EXERCISE GOAL: Return, from the lines below, each one that includes the word "name".

══ SUPPLIED ENTRIES

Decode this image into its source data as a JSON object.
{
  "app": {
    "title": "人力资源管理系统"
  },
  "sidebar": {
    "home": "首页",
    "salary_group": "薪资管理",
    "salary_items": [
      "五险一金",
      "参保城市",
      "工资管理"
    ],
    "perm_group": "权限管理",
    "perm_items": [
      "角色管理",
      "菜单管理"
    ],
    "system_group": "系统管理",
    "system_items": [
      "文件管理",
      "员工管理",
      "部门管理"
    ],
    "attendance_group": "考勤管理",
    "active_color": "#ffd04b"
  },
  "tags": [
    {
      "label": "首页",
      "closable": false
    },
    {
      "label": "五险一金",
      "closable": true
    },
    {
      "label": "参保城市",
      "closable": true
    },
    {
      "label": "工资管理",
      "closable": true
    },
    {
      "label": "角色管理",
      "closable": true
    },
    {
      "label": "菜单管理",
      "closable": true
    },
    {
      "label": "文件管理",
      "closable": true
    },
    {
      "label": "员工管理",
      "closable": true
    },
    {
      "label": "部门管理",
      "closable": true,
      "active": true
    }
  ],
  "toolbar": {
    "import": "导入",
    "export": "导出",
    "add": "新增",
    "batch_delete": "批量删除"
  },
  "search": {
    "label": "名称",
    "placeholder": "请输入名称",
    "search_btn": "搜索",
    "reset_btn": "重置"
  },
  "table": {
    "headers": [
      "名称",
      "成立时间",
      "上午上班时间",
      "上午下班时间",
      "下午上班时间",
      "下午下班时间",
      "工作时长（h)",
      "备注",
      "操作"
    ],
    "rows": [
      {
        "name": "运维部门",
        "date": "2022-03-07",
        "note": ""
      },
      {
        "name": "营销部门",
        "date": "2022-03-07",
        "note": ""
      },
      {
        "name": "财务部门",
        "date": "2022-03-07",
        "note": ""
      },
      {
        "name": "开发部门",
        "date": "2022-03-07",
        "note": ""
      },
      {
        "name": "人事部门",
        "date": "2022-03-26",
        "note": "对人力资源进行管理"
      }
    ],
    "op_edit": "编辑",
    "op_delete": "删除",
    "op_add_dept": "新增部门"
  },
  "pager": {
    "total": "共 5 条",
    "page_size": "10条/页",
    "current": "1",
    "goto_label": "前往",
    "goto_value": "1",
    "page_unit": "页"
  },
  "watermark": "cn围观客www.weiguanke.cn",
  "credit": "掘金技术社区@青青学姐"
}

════

EXERCISE RESPONSE:
        "name": "运维部门",
        "name": "营销部门",
        "name": "财务部门",
        "name": "开发部门",
        "name": "人事部门",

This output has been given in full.